= Beginning of Section =

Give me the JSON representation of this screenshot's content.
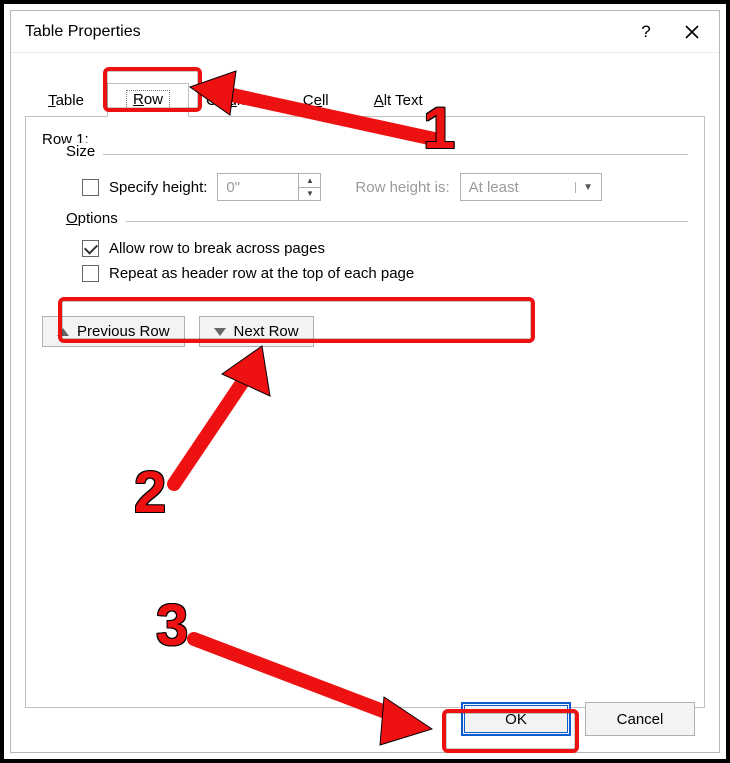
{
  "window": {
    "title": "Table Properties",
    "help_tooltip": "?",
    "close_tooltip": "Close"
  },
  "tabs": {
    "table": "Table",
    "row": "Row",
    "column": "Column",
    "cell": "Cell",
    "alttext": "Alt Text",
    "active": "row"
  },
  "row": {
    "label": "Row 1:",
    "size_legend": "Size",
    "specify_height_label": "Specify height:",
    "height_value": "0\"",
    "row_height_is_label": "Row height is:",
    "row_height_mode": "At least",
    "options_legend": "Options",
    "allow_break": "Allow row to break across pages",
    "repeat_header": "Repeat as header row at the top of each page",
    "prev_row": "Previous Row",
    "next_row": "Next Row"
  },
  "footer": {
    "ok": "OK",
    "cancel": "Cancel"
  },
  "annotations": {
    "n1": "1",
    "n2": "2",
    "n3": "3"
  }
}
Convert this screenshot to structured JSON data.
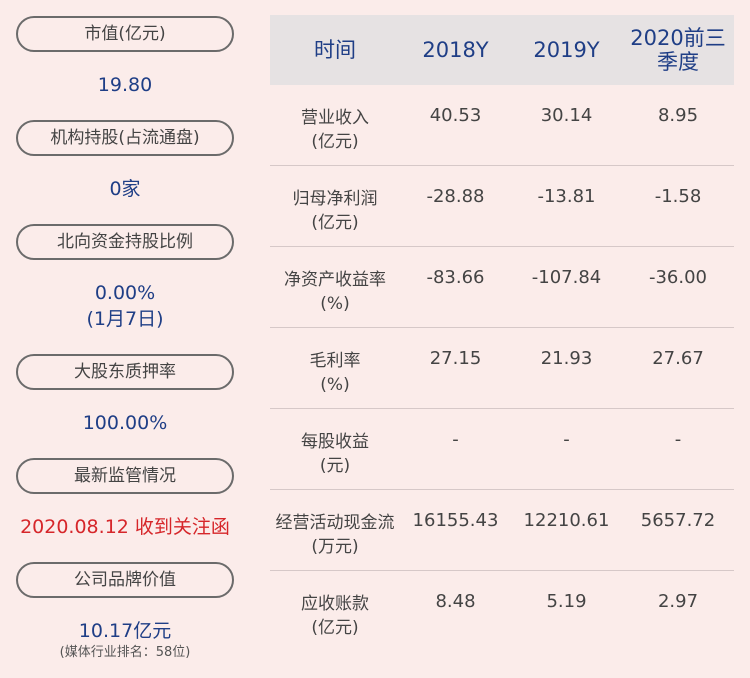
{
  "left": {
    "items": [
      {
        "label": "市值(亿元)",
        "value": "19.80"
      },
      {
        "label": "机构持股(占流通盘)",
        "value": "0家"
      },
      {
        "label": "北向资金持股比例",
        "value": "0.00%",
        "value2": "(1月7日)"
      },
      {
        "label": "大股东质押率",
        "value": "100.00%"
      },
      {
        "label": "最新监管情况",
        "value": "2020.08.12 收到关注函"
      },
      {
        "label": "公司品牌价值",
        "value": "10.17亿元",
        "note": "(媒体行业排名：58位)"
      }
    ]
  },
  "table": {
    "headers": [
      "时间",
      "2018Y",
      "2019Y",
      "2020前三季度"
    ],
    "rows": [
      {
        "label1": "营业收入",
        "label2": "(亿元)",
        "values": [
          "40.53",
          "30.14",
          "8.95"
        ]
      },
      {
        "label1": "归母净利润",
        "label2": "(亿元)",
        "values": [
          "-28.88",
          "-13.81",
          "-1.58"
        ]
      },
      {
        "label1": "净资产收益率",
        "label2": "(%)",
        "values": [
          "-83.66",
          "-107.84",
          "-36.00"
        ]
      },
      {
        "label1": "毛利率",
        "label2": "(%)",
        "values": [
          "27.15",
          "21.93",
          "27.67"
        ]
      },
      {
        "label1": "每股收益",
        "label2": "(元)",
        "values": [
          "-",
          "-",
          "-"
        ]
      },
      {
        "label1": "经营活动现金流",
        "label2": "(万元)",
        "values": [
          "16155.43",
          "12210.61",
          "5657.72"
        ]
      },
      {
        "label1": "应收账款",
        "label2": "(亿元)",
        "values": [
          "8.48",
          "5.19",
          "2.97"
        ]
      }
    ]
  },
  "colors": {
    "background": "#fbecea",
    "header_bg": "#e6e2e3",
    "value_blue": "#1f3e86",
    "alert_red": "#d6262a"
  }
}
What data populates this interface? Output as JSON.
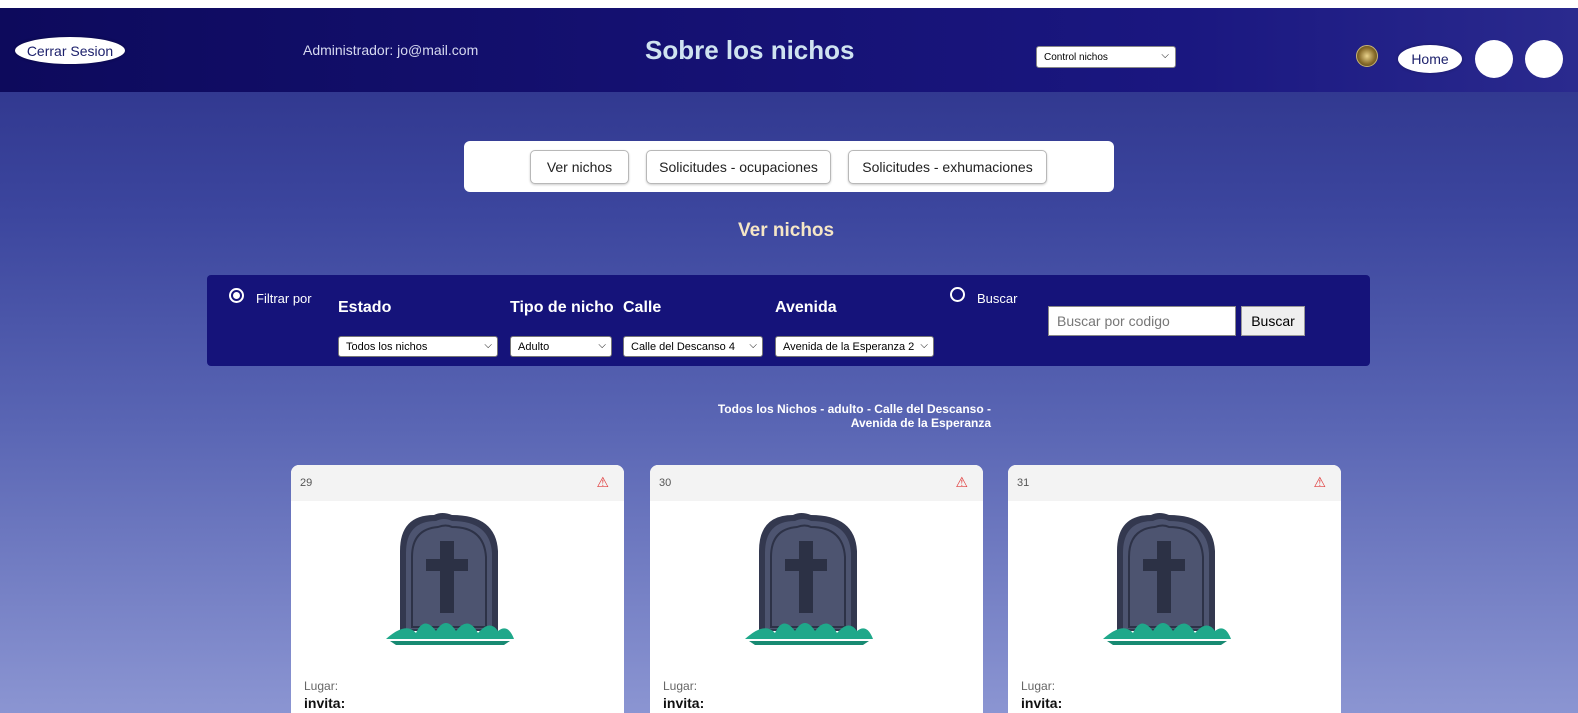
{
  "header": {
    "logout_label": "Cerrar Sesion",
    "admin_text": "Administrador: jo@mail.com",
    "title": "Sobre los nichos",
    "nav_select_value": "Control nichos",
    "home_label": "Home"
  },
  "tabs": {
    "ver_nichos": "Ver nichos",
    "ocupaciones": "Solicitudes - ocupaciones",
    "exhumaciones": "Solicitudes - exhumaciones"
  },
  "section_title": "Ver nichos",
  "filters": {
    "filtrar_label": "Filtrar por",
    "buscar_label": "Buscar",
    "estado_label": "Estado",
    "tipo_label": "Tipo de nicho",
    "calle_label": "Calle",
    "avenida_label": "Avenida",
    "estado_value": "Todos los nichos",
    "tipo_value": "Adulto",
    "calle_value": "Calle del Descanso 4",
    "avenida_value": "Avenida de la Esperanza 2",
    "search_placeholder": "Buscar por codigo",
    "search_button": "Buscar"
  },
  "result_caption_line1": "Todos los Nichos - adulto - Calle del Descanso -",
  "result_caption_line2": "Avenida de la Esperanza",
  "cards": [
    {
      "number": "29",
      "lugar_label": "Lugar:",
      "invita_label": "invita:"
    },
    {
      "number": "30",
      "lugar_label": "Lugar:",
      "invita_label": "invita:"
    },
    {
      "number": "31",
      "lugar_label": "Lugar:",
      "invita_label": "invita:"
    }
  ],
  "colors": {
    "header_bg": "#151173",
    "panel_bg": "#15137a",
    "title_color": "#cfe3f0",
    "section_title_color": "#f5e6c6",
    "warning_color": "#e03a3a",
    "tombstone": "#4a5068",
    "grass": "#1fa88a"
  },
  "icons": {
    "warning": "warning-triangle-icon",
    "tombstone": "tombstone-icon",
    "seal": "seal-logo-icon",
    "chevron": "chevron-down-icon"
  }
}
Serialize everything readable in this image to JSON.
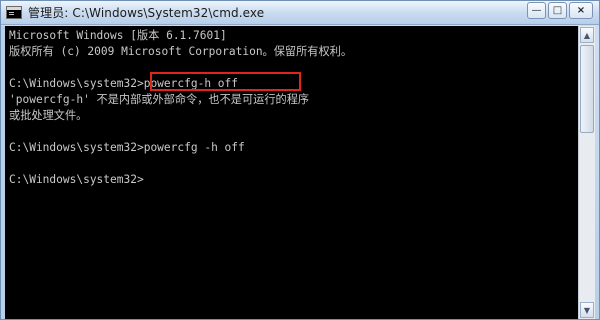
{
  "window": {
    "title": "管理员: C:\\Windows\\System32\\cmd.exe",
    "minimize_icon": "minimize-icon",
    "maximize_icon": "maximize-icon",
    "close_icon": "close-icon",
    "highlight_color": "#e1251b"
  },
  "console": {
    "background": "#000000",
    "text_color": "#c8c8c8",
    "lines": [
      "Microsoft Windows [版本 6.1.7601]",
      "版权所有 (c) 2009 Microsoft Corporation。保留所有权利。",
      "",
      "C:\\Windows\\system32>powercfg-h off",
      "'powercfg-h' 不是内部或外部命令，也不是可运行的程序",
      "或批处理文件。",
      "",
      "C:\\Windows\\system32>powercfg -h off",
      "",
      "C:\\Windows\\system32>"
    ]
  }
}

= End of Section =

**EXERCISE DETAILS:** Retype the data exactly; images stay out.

**RESPONSE BELOW:**
Give me the JSON representation of this screenshot's content.
{
  "window": {
    "title": "Table Properties",
    "help_tooltip": "?",
    "close_tooltip": "Close"
  },
  "tabs": {
    "table": "Table",
    "row": "Row",
    "column": "Column",
    "cell": "Cell",
    "alttext": "Alt Text",
    "active": "row"
  },
  "row": {
    "label": "Row 1:",
    "size_legend": "Size",
    "specify_height_label": "Specify height:",
    "height_value": "0\"",
    "row_height_is_label": "Row height is:",
    "row_height_mode": "At least",
    "options_legend": "Options",
    "allow_break": "Allow row to break across pages",
    "repeat_header": "Repeat as header row at the top of each page",
    "prev_row": "Previous Row",
    "next_row": "Next Row"
  },
  "footer": {
    "ok": "OK",
    "cancel": "Cancel"
  },
  "annotations": {
    "n1": "1",
    "n2": "2",
    "n3": "3"
  }
}
Convert this screenshot to structured JSON data.
{
  "left": {
    "items": [
      {
        "label": "市值(亿元)",
        "value": "19.80"
      },
      {
        "label": "机构持股(占流通盘)",
        "value": "0家"
      },
      {
        "label": "北向资金持股比例",
        "value": "0.00%",
        "value2": "(1月7日)"
      },
      {
        "label": "大股东质押率",
        "value": "100.00%"
      },
      {
        "label": "最新监管情况",
        "value": "2020.08.12 收到关注函"
      },
      {
        "label": "公司品牌价值",
        "value": "10.17亿元",
        "note": "(媒体行业排名：58位)"
      }
    ]
  },
  "table": {
    "headers": [
      "时间",
      "2018Y",
      "2019Y",
      "2020前三季度"
    ],
    "rows": [
      {
        "label1": "营业收入",
        "label2": "(亿元)",
        "values": [
          "40.53",
          "30.14",
          "8.95"
        ]
      },
      {
        "label1": "归母净利润",
        "label2": "(亿元)",
        "values": [
          "-28.88",
          "-13.81",
          "-1.58"
        ]
      },
      {
        "label1": "净资产收益率",
        "label2": "(%)",
        "values": [
          "-83.66",
          "-107.84",
          "-36.00"
        ]
      },
      {
        "label1": "毛利率",
        "label2": "(%)",
        "values": [
          "27.15",
          "21.93",
          "27.67"
        ]
      },
      {
        "label1": "每股收益",
        "label2": "(元)",
        "values": [
          "-",
          "-",
          "-"
        ]
      },
      {
        "label1": "经营活动现金流",
        "label2": "(万元)",
        "values": [
          "16155.43",
          "12210.61",
          "5657.72"
        ]
      },
      {
        "label1": "应收账款",
        "label2": "(亿元)",
        "values": [
          "8.48",
          "5.19",
          "2.97"
        ]
      }
    ]
  },
  "colors": {
    "background": "#fbecea",
    "header_bg": "#e6e2e3",
    "value_blue": "#1f3e86",
    "alert_red": "#d6262a"
  }
}
What data populates this interface? Output as JSON.
{
  "header": {
    "logout_label": "Cerrar Sesion",
    "admin_text": "Administrador: jo@mail.com",
    "title": "Sobre los nichos",
    "nav_select_value": "Control nichos",
    "home_label": "Home"
  },
  "tabs": {
    "ver_nichos": "Ver nichos",
    "ocupaciones": "Solicitudes - ocupaciones",
    "exhumaciones": "Solicitudes - exhumaciones"
  },
  "section_title": "Ver nichos",
  "filters": {
    "filtrar_label": "Filtrar por",
    "buscar_label": "Buscar",
    "estado_label": "Estado",
    "tipo_label": "Tipo de nicho",
    "calle_label": "Calle",
    "avenida_label": "Avenida",
    "estado_value": "Todos los nichos",
    "tipo_value": "Adulto",
    "calle_value": "Calle del Descanso 4",
    "avenida_value": "Avenida de la Esperanza 2",
    "search_placeholder": "Buscar por codigo",
    "search_button": "Buscar"
  },
  "result_caption_line1": "Todos los Nichos - adulto - Calle del Descanso -",
  "result_caption_line2": "Avenida de la Esperanza",
  "cards": [
    {
      "number": "29",
      "lugar_label": "Lugar:",
      "invita_label": "invita:"
    },
    {
      "number": "30",
      "lugar_label": "Lugar:",
      "invita_label": "invita:"
    },
    {
      "number": "31",
      "lugar_label": "Lugar:",
      "invita_label": "invita:"
    }
  ],
  "colors": {
    "header_bg": "#151173",
    "panel_bg": "#15137a",
    "title_color": "#cfe3f0",
    "section_title_color": "#f5e6c6",
    "warning_color": "#e03a3a",
    "tombstone": "#4a5068",
    "grass": "#1fa88a"
  },
  "icons": {
    "warning": "warning-triangle-icon",
    "tombstone": "tombstone-icon",
    "seal": "seal-logo-icon",
    "chevron": "chevron-down-icon"
  }
}
Serialize everything readable in this image to JSON.
{
  "window": {
    "title": "管理员: C:\\Windows\\System32\\cmd.exe",
    "minimize_icon": "minimize-icon",
    "maximize_icon": "maximize-icon",
    "close_icon": "close-icon",
    "highlight_color": "#e1251b"
  },
  "console": {
    "background": "#000000",
    "text_color": "#c8c8c8",
    "lines": [
      "Microsoft Windows [版本 6.1.7601]",
      "版权所有 (c) 2009 Microsoft Corporation。保留所有权利。",
      "",
      "C:\\Windows\\system32>powercfg-h off",
      "'powercfg-h' 不是内部或外部命令，也不是可运行的程序",
      "或批处理文件。",
      "",
      "C:\\Windows\\system32>powercfg -h off",
      "",
      "C:\\Windows\\system32>"
    ]
  }
}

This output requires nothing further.